→ **Directions for this task**:
Each line of the listing that contains "annotation" should be found and copied.

- Opening Delimiter -

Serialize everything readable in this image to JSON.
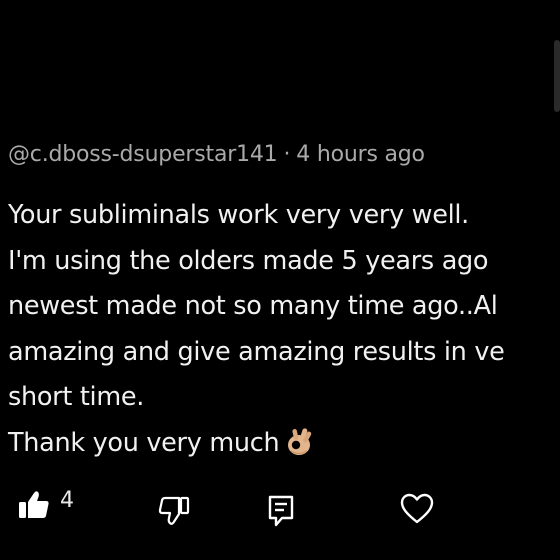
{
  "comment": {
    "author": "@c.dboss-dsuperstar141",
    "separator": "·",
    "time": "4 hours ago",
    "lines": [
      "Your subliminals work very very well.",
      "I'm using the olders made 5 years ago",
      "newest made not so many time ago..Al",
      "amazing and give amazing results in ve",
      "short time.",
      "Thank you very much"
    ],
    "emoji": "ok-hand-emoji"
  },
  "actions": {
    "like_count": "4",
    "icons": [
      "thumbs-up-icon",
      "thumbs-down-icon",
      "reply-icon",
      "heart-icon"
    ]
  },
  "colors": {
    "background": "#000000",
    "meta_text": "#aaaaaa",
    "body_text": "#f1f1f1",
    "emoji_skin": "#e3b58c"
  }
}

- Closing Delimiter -
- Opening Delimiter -

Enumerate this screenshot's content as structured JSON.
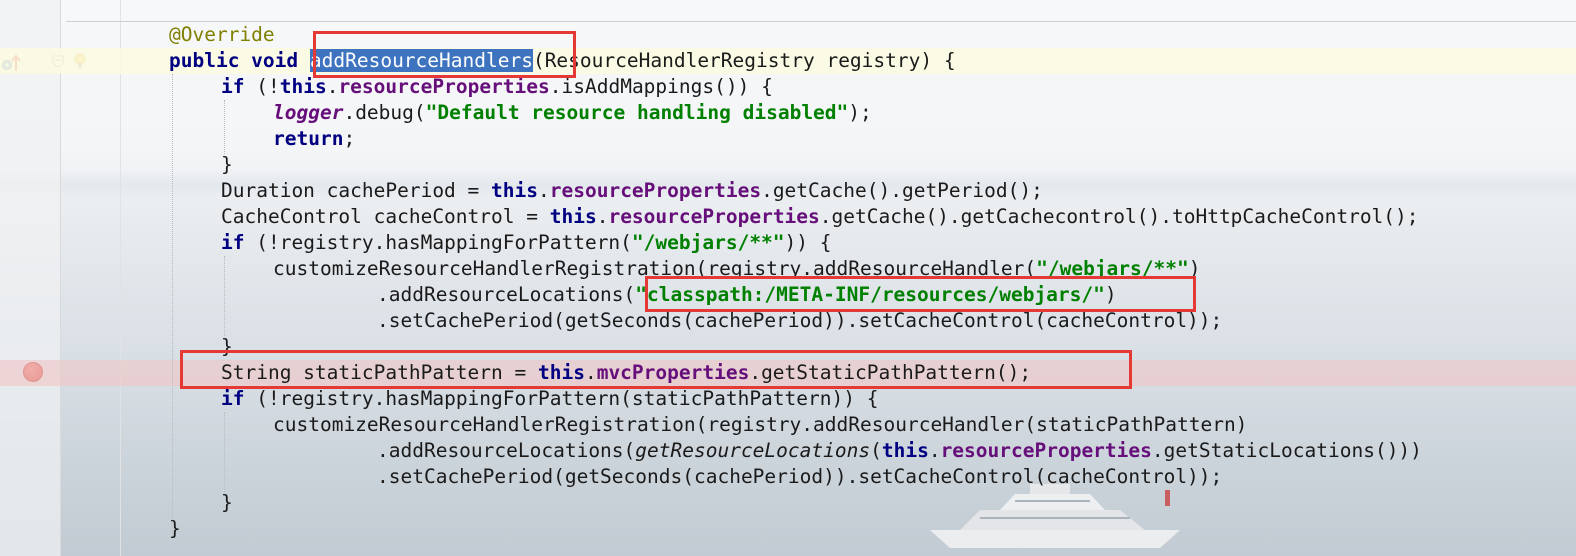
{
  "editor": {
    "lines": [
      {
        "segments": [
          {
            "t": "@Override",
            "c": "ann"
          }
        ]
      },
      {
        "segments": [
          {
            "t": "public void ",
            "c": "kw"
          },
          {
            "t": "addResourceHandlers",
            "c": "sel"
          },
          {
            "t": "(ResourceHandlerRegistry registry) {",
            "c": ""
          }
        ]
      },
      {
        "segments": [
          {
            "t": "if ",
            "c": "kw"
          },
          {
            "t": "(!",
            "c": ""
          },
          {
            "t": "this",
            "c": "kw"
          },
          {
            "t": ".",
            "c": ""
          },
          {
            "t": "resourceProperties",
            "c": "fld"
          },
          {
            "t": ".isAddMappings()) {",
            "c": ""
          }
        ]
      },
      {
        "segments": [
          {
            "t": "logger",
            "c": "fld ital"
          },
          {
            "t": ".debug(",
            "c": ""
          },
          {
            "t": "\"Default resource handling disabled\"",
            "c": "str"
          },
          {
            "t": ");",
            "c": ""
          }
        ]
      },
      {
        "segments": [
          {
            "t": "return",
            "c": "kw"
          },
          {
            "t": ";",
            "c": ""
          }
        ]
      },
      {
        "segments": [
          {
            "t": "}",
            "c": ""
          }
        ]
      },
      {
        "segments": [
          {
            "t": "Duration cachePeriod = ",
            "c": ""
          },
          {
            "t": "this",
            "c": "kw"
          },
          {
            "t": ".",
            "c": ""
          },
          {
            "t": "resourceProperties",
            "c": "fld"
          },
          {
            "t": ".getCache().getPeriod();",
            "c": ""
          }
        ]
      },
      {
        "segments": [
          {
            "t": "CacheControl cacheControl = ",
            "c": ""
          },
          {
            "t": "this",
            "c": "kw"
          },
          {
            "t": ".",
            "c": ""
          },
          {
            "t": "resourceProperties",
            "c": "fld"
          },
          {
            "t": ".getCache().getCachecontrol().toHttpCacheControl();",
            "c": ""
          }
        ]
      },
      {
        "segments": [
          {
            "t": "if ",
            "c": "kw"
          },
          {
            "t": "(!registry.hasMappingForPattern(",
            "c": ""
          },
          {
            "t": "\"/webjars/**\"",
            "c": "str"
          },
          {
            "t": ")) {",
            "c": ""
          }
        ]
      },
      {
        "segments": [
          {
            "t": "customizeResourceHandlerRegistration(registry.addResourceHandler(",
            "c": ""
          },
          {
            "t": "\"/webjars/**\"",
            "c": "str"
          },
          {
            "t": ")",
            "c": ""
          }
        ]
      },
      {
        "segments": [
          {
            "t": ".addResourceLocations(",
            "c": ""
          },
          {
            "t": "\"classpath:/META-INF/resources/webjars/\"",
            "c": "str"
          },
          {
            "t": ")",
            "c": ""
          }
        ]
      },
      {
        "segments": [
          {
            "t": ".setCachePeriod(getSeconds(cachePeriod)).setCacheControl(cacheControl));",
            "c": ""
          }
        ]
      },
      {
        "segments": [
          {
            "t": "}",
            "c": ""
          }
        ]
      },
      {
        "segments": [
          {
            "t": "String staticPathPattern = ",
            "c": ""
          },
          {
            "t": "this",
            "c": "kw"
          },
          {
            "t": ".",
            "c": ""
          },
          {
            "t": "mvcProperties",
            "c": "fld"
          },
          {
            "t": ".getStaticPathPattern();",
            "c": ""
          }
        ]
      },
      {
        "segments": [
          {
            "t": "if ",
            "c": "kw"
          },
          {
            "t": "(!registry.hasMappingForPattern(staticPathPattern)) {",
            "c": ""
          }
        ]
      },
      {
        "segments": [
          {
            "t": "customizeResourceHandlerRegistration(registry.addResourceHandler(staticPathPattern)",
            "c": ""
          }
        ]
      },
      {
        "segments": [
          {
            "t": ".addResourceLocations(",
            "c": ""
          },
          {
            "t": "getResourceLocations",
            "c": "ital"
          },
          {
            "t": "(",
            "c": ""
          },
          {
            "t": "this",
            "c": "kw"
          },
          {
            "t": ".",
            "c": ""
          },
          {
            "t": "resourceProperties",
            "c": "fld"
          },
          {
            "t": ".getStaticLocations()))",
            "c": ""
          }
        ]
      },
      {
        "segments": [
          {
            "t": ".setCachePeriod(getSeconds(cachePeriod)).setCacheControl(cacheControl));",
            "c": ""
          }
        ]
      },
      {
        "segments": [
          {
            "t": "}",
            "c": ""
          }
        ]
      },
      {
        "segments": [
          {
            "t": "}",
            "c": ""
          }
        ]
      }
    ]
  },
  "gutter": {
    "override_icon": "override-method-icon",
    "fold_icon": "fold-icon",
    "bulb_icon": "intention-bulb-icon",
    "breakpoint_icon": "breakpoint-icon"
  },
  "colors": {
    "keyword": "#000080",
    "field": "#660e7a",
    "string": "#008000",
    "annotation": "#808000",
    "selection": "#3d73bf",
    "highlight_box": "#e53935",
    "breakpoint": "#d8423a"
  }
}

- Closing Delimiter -
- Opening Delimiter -

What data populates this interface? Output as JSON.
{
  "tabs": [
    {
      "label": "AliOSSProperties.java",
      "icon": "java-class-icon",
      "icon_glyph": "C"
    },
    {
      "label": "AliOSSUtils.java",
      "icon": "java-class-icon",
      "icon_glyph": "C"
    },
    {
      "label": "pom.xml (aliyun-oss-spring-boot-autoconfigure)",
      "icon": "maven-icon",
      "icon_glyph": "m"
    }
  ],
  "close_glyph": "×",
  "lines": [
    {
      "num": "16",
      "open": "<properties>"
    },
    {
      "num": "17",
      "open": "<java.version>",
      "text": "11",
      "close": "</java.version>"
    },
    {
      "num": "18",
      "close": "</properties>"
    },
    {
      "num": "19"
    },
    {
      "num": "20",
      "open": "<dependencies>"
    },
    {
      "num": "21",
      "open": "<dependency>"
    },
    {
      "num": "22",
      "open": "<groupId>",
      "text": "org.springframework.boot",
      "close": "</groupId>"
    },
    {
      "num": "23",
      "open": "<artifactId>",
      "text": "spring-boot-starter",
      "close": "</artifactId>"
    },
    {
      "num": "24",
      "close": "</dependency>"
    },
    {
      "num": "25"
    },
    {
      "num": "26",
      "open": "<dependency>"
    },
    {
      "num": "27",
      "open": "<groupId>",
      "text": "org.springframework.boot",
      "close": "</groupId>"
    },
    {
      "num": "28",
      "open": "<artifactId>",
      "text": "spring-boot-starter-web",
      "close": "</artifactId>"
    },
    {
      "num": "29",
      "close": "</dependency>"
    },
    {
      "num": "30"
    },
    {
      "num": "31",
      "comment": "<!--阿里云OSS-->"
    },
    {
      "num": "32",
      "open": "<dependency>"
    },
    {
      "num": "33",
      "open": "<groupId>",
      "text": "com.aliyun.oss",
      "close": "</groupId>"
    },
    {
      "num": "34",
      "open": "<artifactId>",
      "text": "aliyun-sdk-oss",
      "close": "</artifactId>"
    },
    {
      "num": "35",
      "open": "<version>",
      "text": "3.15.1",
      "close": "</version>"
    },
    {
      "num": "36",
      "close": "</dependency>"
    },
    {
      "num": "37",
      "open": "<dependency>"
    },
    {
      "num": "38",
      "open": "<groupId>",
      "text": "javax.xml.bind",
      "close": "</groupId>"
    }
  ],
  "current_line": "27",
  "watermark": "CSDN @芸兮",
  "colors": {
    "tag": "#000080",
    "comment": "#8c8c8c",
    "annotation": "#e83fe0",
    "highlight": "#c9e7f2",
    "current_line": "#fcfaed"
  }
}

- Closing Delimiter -

→ **Answer section**:
    "annotation": "#808000",
    "annotation": "#e83fe0",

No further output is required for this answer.